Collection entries
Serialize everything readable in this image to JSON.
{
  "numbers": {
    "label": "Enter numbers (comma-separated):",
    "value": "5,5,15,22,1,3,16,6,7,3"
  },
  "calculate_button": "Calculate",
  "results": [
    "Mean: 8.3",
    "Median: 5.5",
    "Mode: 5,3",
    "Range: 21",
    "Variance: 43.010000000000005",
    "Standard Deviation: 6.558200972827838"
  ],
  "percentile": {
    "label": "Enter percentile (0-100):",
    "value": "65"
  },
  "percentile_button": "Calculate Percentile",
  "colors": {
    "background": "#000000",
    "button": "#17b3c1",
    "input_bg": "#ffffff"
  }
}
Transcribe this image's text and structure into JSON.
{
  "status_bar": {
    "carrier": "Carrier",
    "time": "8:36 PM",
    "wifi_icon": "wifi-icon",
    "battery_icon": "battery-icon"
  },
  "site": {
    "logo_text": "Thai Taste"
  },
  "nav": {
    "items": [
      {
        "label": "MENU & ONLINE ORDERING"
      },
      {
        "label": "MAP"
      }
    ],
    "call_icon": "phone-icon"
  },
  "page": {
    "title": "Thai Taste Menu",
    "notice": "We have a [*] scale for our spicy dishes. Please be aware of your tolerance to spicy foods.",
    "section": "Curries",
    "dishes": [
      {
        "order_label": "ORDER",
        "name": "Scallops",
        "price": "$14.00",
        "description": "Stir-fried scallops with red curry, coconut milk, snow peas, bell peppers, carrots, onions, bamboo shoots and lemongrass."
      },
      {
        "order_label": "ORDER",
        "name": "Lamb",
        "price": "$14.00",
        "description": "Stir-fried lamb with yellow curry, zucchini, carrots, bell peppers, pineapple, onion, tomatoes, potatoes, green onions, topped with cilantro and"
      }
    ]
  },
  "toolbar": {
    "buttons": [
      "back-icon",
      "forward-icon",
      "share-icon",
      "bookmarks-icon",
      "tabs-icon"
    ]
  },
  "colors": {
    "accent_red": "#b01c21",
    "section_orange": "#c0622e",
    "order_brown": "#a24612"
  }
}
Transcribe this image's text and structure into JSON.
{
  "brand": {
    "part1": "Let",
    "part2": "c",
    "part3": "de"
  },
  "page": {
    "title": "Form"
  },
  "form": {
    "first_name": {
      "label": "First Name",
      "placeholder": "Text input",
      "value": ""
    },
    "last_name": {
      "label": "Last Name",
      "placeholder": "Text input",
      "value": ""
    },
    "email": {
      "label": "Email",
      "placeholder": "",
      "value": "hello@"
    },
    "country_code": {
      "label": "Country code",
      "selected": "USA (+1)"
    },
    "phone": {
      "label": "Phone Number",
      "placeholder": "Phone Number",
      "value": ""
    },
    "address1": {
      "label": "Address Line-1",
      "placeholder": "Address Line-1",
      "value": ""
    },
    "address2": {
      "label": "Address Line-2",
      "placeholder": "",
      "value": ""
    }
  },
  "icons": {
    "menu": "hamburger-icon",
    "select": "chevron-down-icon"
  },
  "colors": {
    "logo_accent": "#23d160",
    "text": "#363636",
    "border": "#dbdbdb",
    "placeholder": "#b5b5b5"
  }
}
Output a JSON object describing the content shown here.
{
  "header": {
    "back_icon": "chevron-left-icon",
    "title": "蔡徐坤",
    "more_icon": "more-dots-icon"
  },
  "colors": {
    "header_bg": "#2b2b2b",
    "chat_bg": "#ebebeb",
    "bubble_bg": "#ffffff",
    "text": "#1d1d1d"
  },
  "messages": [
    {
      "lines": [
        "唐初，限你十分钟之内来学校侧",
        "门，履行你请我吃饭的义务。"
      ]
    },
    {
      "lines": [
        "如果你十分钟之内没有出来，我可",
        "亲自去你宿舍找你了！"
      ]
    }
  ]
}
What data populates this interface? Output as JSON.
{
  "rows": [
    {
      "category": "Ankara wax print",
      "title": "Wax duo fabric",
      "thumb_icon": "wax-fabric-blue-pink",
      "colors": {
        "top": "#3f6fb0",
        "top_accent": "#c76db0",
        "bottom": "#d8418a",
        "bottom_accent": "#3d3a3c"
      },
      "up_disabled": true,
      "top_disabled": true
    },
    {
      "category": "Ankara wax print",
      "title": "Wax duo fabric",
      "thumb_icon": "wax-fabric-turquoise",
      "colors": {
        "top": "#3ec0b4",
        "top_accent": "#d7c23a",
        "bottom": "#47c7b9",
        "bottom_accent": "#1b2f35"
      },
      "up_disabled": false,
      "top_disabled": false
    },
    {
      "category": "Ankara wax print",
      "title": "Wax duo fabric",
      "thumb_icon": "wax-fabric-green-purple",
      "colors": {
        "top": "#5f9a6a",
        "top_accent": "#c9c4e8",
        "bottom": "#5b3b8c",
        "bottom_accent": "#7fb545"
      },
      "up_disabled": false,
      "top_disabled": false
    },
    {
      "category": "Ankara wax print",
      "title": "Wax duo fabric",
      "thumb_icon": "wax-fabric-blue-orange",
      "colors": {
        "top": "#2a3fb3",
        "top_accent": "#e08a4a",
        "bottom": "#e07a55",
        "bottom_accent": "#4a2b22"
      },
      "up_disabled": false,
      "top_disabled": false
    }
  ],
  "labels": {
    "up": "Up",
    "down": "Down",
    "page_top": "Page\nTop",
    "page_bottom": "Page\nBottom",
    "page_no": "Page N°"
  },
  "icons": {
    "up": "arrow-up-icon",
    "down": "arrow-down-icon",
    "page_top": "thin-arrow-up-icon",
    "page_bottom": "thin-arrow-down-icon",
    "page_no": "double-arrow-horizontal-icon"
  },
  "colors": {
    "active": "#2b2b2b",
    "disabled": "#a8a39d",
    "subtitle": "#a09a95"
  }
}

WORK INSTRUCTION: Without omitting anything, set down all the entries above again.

FINISHED EXERCISE:
Serialize everything readable in this image to JSON.
{
  "numbers": {
    "label": "Enter numbers (comma-separated):",
    "value": "5,5,15,22,1,3,16,6,7,3"
  },
  "calculate_button": "Calculate",
  "results": [
    "Mean: 8.3",
    "Median: 5.5",
    "Mode: 5,3",
    "Range: 21",
    "Variance: 43.010000000000005",
    "Standard Deviation: 6.558200972827838"
  ],
  "percentile": {
    "label": "Enter percentile (0-100):",
    "value": "65"
  },
  "percentile_button": "Calculate Percentile",
  "colors": {
    "background": "#000000",
    "button": "#17b3c1",
    "input_bg": "#ffffff"
  }
}
Transcribe this image's text and structure into JSON.
{
  "status_bar": {
    "carrier": "Carrier",
    "time": "8:36 PM",
    "wifi_icon": "wifi-icon",
    "battery_icon": "battery-icon"
  },
  "site": {
    "logo_text": "Thai Taste"
  },
  "nav": {
    "items": [
      {
        "label": "MENU & ONLINE ORDERING"
      },
      {
        "label": "MAP"
      }
    ],
    "call_icon": "phone-icon"
  },
  "page": {
    "title": "Thai Taste Menu",
    "notice": "We have a [*] scale for our spicy dishes. Please be aware of your tolerance to spicy foods.",
    "section": "Curries",
    "dishes": [
      {
        "order_label": "ORDER",
        "name": "Scallops",
        "price": "$14.00",
        "description": "Stir-fried scallops with red curry, coconut milk, snow peas, bell peppers, carrots, onions, bamboo shoots and lemongrass."
      },
      {
        "order_label": "ORDER",
        "name": "Lamb",
        "price": "$14.00",
        "description": "Stir-fried lamb with yellow curry, zucchini, carrots, bell peppers, pineapple, onion, tomatoes, potatoes, green onions, topped with cilantro and"
      }
    ]
  },
  "toolbar": {
    "buttons": [
      "back-icon",
      "forward-icon",
      "share-icon",
      "bookmarks-icon",
      "tabs-icon"
    ]
  },
  "colors": {
    "accent_red": "#b01c21",
    "section_orange": "#c0622e",
    "order_brown": "#a24612"
  }
}
Transcribe this image's text and structure into JSON.
{
  "brand": {
    "part1": "Let",
    "part2": "c",
    "part3": "de"
  },
  "page": {
    "title": "Form"
  },
  "form": {
    "first_name": {
      "label": "First Name",
      "placeholder": "Text input",
      "value": ""
    },
    "last_name": {
      "label": "Last Name",
      "placeholder": "Text input",
      "value": ""
    },
    "email": {
      "label": "Email",
      "placeholder": "",
      "value": "hello@"
    },
    "country_code": {
      "label": "Country code",
      "selected": "USA (+1)"
    },
    "phone": {
      "label": "Phone Number",
      "placeholder": "Phone Number",
      "value": ""
    },
    "address1": {
      "label": "Address Line-1",
      "placeholder": "Address Line-1",
      "value": ""
    },
    "address2": {
      "label": "Address Line-2",
      "placeholder": "",
      "value": ""
    }
  },
  "icons": {
    "menu": "hamburger-icon",
    "select": "chevron-down-icon"
  },
  "colors": {
    "logo_accent": "#23d160",
    "text": "#363636",
    "border": "#dbdbdb",
    "placeholder": "#b5b5b5"
  }
}
Output a JSON object describing the content shown here.
{
  "header": {
    "back_icon": "chevron-left-icon",
    "title": "蔡徐坤",
    "more_icon": "more-dots-icon"
  },
  "colors": {
    "header_bg": "#2b2b2b",
    "chat_bg": "#ebebeb",
    "bubble_bg": "#ffffff",
    "text": "#1d1d1d"
  },
  "messages": [
    {
      "lines": [
        "唐初，限你十分钟之内来学校侧",
        "门，履行你请我吃饭的义务。"
      ]
    },
    {
      "lines": [
        "如果你十分钟之内没有出来，我可",
        "亲自去你宿舍找你了！"
      ]
    }
  ]
}
What data populates this interface? Output as JSON.
{
  "rows": [
    {
      "category": "Ankara wax print",
      "title": "Wax duo fabric",
      "thumb_icon": "wax-fabric-blue-pink",
      "colors": {
        "top": "#3f6fb0",
        "top_accent": "#c76db0",
        "bottom": "#d8418a",
        "bottom_accent": "#3d3a3c"
      },
      "up_disabled": true,
      "top_disabled": true
    },
    {
      "category": "Ankara wax print",
      "title": "Wax duo fabric",
      "thumb_icon": "wax-fabric-turquoise",
      "colors": {
        "top": "#3ec0b4",
        "top_accent": "#d7c23a",
        "bottom": "#47c7b9",
        "bottom_accent": "#1b2f35"
      },
      "up_disabled": false,
      "top_disabled": false
    },
    {
      "category": "Ankara wax print",
      "title": "Wax duo fabric",
      "thumb_icon": "wax-fabric-green-purple",
      "colors": {
        "top": "#5f9a6a",
        "top_accent": "#c9c4e8",
        "bottom": "#5b3b8c",
        "bottom_accent": "#7fb545"
      },
      "up_disabled": false,
      "top_disabled": false
    },
    {
      "category": "Ankara wax print",
      "title": "Wax duo fabric",
      "thumb_icon": "wax-fabric-blue-orange",
      "colors": {
        "top": "#2a3fb3",
        "top_accent": "#e08a4a",
        "bottom": "#e07a55",
        "bottom_accent": "#4a2b22"
      },
      "up_disabled": false,
      "top_disabled": false
    }
  ],
  "labels": {
    "up": "Up",
    "down": "Down",
    "page_top": "Page\nTop",
    "page_bottom": "Page\nBottom",
    "page_no": "Page N°"
  },
  "icons": {
    "up": "arrow-up-icon",
    "down": "arrow-down-icon",
    "page_top": "thin-arrow-up-icon",
    "page_bottom": "thin-arrow-down-icon",
    "page_no": "double-arrow-horizontal-icon"
  },
  "colors": {
    "active": "#2b2b2b",
    "disabled": "#a8a39d",
    "subtitle": "#a09a95"
  }
}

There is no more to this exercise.